Stored items
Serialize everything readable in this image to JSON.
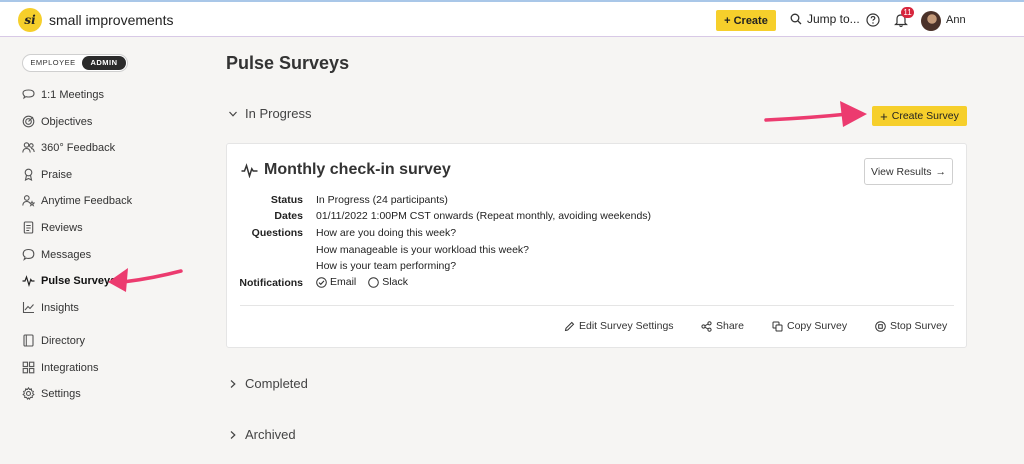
{
  "header": {
    "logo_mark": "si",
    "logo_text": "small improvements",
    "create_label": "Create",
    "jump_label": "Jump to...",
    "notification_count": "11",
    "user_name": "Ann"
  },
  "role_toggle": {
    "employee": "EMPLOYEE",
    "admin": "ADMIN",
    "selected": "ADMIN"
  },
  "sidebar": {
    "items": [
      {
        "label": "1:1 Meetings",
        "icon": "chat-icon"
      },
      {
        "label": "Objectives",
        "icon": "target-icon"
      },
      {
        "label": "360° Feedback",
        "icon": "people-icon"
      },
      {
        "label": "Praise",
        "icon": "ribbon-icon"
      },
      {
        "label": "Anytime Feedback",
        "icon": "person-star-icon"
      },
      {
        "label": "Reviews",
        "icon": "document-icon"
      },
      {
        "label": "Messages",
        "icon": "message-icon"
      },
      {
        "label": "Pulse Surveys",
        "icon": "pulse-icon",
        "active": true
      },
      {
        "label": "Insights",
        "icon": "chart-icon"
      },
      {
        "label": "Directory",
        "icon": "book-icon"
      },
      {
        "label": "Integrations",
        "icon": "grid-icon"
      },
      {
        "label": "Settings",
        "icon": "gear-icon"
      }
    ]
  },
  "main": {
    "title": "Pulse Surveys",
    "sections": {
      "in_progress": "In Progress",
      "completed": "Completed",
      "archived": "Archived"
    },
    "create_survey_label": "Create Survey",
    "survey": {
      "title": "Monthly check-in survey",
      "view_results_label": "View Results",
      "labels": {
        "status": "Status",
        "dates": "Dates",
        "questions": "Questions",
        "notifications": "Notifications"
      },
      "status": "In Progress (24 participants)",
      "dates": "01/11/2022 1:00PM CST onwards (Repeat monthly, avoiding weekends)",
      "questions": [
        "How are you doing this week?",
        "How manageable is your workload this week?",
        "How is your team performing?"
      ],
      "notifications": [
        {
          "label": "Email",
          "checked": true
        },
        {
          "label": "Slack",
          "checked": false
        }
      ],
      "actions": {
        "edit": "Edit Survey Settings",
        "share": "Share",
        "copy": "Copy Survey",
        "stop": "Stop Survey"
      }
    }
  },
  "colors": {
    "accent_yellow": "#f6cf2b",
    "annotation_arrow": "#ec3b6f",
    "badge_red": "#d7263d"
  }
}
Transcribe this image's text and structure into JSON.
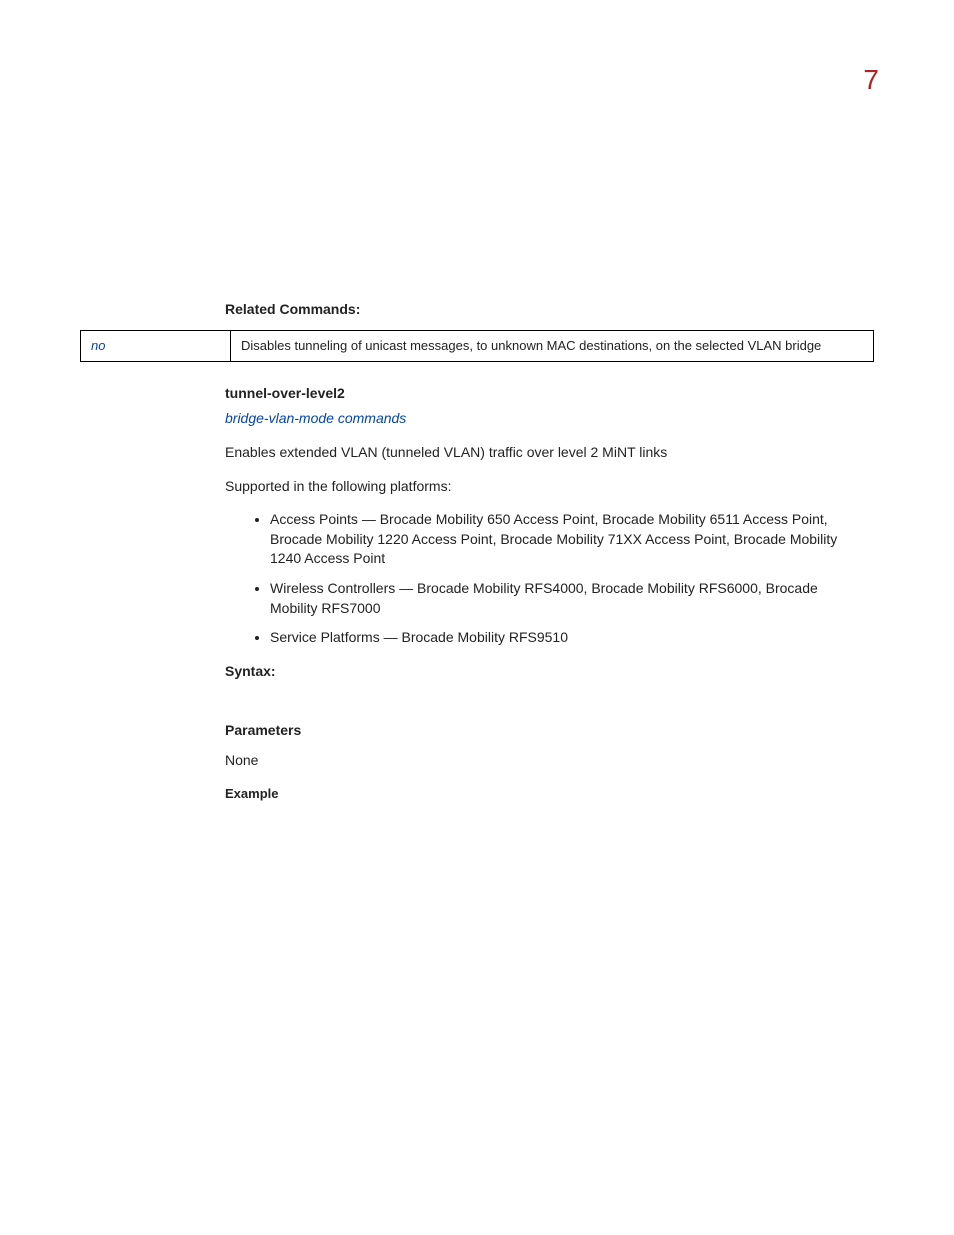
{
  "page_number": "7",
  "related_commands_heading": "Related Commands:",
  "related_commands": [
    {
      "name": "no",
      "desc": "Disables tunneling of unicast messages, to unknown MAC destinations, on the selected VLAN bridge"
    }
  ],
  "command_name": "tunnel-over-level2",
  "parent_link": "bridge-vlan-mode commands",
  "description": "Enables extended VLAN (tunneled VLAN) traffic over level 2 MiNT links",
  "supported_text": "Supported in the following platforms:",
  "platforms": [
    "Access Points — Brocade Mobility 650 Access Point, Brocade Mobility 6511 Access Point, Brocade Mobility 1220 Access Point, Brocade Mobility 71XX Access Point, Brocade Mobility 1240 Access Point",
    "Wireless Controllers — Brocade Mobility RFS4000, Brocade Mobility RFS6000, Brocade Mobility RFS7000",
    "Service Platforms — Brocade Mobility RFS9510"
  ],
  "syntax_heading": "Syntax:",
  "parameters_heading": "Parameters",
  "parameters_value": "None",
  "example_heading": "Example"
}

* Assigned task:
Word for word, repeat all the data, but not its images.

* Output below:
Serialize everything readable in this image to JSON.
{
  "header": {
    "logo_mark": "si",
    "logo_text": "small improvements",
    "create_label": "Create",
    "jump_label": "Jump to...",
    "notification_count": "11",
    "user_name": "Ann"
  },
  "role_toggle": {
    "employee": "EMPLOYEE",
    "admin": "ADMIN",
    "selected": "ADMIN"
  },
  "sidebar": {
    "items": [
      {
        "label": "1:1 Meetings",
        "icon": "chat-icon"
      },
      {
        "label": "Objectives",
        "icon": "target-icon"
      },
      {
        "label": "360° Feedback",
        "icon": "people-icon"
      },
      {
        "label": "Praise",
        "icon": "ribbon-icon"
      },
      {
        "label": "Anytime Feedback",
        "icon": "person-star-icon"
      },
      {
        "label": "Reviews",
        "icon": "document-icon"
      },
      {
        "label": "Messages",
        "icon": "message-icon"
      },
      {
        "label": "Pulse Surveys",
        "icon": "pulse-icon",
        "active": true
      },
      {
        "label": "Insights",
        "icon": "chart-icon"
      },
      {
        "label": "Directory",
        "icon": "book-icon"
      },
      {
        "label": "Integrations",
        "icon": "grid-icon"
      },
      {
        "label": "Settings",
        "icon": "gear-icon"
      }
    ]
  },
  "main": {
    "title": "Pulse Surveys",
    "sections": {
      "in_progress": "In Progress",
      "completed": "Completed",
      "archived": "Archived"
    },
    "create_survey_label": "Create Survey",
    "survey": {
      "title": "Monthly check-in survey",
      "view_results_label": "View Results",
      "labels": {
        "status": "Status",
        "dates": "Dates",
        "questions": "Questions",
        "notifications": "Notifications"
      },
      "status": "In Progress (24 participants)",
      "dates": "01/11/2022 1:00PM CST onwards (Repeat monthly, avoiding weekends)",
      "questions": [
        "How are you doing this week?",
        "How manageable is your workload this week?",
        "How is your team performing?"
      ],
      "notifications": [
        {
          "label": "Email",
          "checked": true
        },
        {
          "label": "Slack",
          "checked": false
        }
      ],
      "actions": {
        "edit": "Edit Survey Settings",
        "share": "Share",
        "copy": "Copy Survey",
        "stop": "Stop Survey"
      }
    }
  },
  "colors": {
    "accent_yellow": "#f6cf2b",
    "annotation_arrow": "#ec3b6f",
    "badge_red": "#d7263d"
  }
}
Transcribe this image's text and structure into JSON.
{
  "page_number": "7",
  "related_commands_heading": "Related Commands:",
  "related_commands": [
    {
      "name": "no",
      "desc": "Disables tunneling of unicast messages, to unknown MAC destinations, on the selected VLAN bridge"
    }
  ],
  "command_name": "tunnel-over-level2",
  "parent_link": "bridge-vlan-mode commands",
  "description": "Enables extended VLAN (tunneled VLAN) traffic over level 2 MiNT links",
  "supported_text": "Supported in the following platforms:",
  "platforms": [
    "Access Points — Brocade Mobility 650 Access Point, Brocade Mobility 6511 Access Point, Brocade Mobility 1220 Access Point, Brocade Mobility 71XX Access Point, Brocade Mobility 1240 Access Point",
    "Wireless Controllers — Brocade Mobility RFS4000, Brocade Mobility RFS6000, Brocade Mobility RFS7000",
    "Service Platforms — Brocade Mobility RFS9510"
  ],
  "syntax_heading": "Syntax:",
  "parameters_heading": "Parameters",
  "parameters_value": "None",
  "example_heading": "Example"
}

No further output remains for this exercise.